From that point forward, my course direction in high school changed. I moved to college preparatory classes. I had always loves reading magazines and studying how each page was set up. I loved to write. I realized that I could study high school journalism, and I became the youngest editor-in-chief of our high school paper. I set my sights on continuing my studies at a college far from home with the idea that I would learn my craft while being single and independent, and without my parents watching my every move. Of course, life throws curve balls, but at the young age of 19, I did leave the safety net of my parent's home for good. I found an apartment in a New Jersey city, just outside of New York. I paid my own way while attending a state college and working 35-hours a week. I loved it! I worked hard, but life was in my control. Eventually, I found my way into the publishing world with a pre-press job, and I worked on national magazines like Family Circle, Billboard, and Business Week. It was both cutting edge and exciting.
I spent many years single and dating, and loving it. Truthfully, I didn't think I would ever marry, until I met a man who accepted me for me. Then and now, one of his most admirable qualities is that he treats everyone with the same mutual respect, and does not see the genders of people, just the minds and hearts. I fell in love then, and I still feel that way now. Like Don and Ann, we're friends. With one television show, Marlo Thomas opened my eyes to what could be.
What I found out about Ms. Thomas later made her even more of a hero to me. Thomas was an executive producer of The Girl, at the young age of 24, and she fought tirelessly to portray the life of a single woman. She wasn't just an actress playing a part. The premise of the show was her own idea. She struggled with people, especially men, respecting her when she needed to give the orders, just like I did when I began my management career in publishing.[divider type="short" spacing="10"]
[dropcap background="no" color="#333333"]A[/dropcap]fter That Girl came to an end by Thomas's own choice, she went on to follow a different path through the entertainment world with an award winning book, album, and television special entitled Free to Be You and Me. Its premise was to demonstrate to children that gender norms were not a necessity, and you could grow up to be whomever you wanted to be. It was the mid-70s, but it sounds very much like some of the messages we still see on television and in movies today. The show celebrated diversity and was well ahead of its time. It became a model to me when I raised my own son. And, if you watch television, you already know her philanthropy work with St. Jude Research Hospital. Thomas is the National Outreach Director for the organization founded by her father, Danny Thomas, and raises millions each year for cancer research.

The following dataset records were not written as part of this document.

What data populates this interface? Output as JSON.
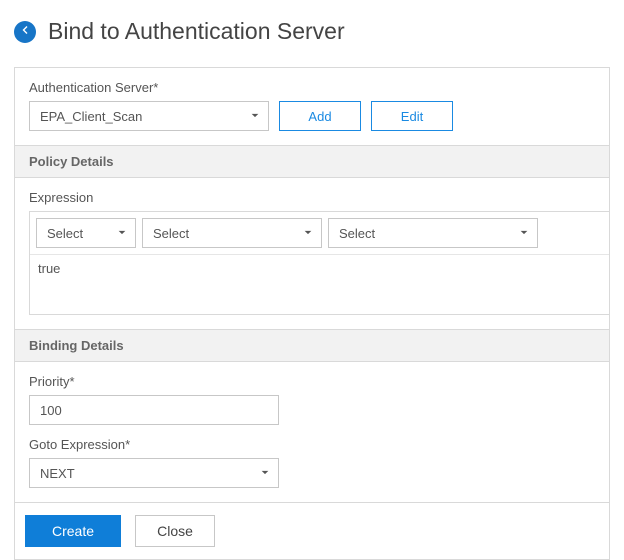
{
  "header": {
    "title": "Bind to Authentication Server"
  },
  "server": {
    "label": "Authentication Server*",
    "selected": "EPA_Client_Scan",
    "add_label": "Add",
    "edit_label": "Edit"
  },
  "policy": {
    "section_title": "Policy Details",
    "expression_label": "Expression",
    "sel1": "Select",
    "sel2": "Select",
    "sel3": "Select",
    "expression_value": "true"
  },
  "binding": {
    "section_title": "Binding Details",
    "priority_label": "Priority*",
    "priority_value": "100",
    "goto_label": "Goto Expression*",
    "goto_selected": "NEXT"
  },
  "footer": {
    "create_label": "Create",
    "close_label": "Close"
  }
}
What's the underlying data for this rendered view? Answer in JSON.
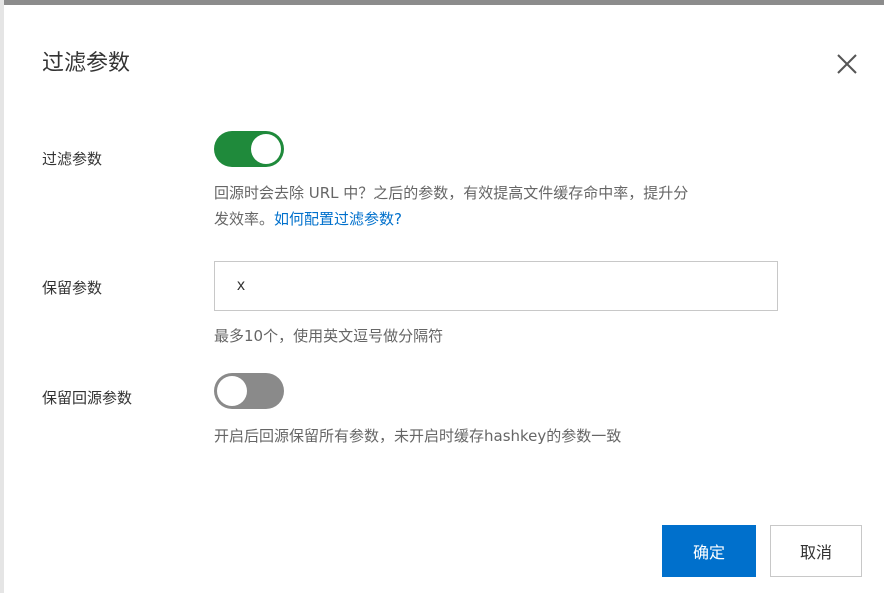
{
  "dialog": {
    "title": "过滤参数",
    "close_icon": "close-icon"
  },
  "filter_params": {
    "label": "过滤参数",
    "enabled": true,
    "description": "回源时会去除 URL 中？之后的参数，有效提高文件缓存命中率，提升分",
    "description_line2": "发效率。",
    "help_link": "如何配置过滤参数?"
  },
  "keep_params": {
    "label": "保留参数",
    "value": "x",
    "hint": "最多10个，使用英文逗号做分隔符"
  },
  "keep_origin_params": {
    "label": "保留回源参数",
    "enabled": false,
    "description": "开启后回源保留所有参数，未开启时缓存hashkey的参数一致"
  },
  "footer": {
    "confirm_label": "确定",
    "cancel_label": "取消"
  },
  "colors": {
    "accent": "#0070cc",
    "toggle_on": "#1f8a3b",
    "toggle_off": "#8a8a8a"
  }
}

From a young age, Marlo Thomas lived life her own way, and she still does today. "Women should know that they don't have to hang on to an old dream that has stopped nurturing them – that there is always time to start a new dream." Without That Girl offering a model of what life could be if I had to nerve to pursue it, I am not sure where my life would be today. What I know for sure is that I can continue to reinvent myself. I have choice. Through her creative inspiration and then production of That Girl, Marlo Thomas taught me to forge my own path.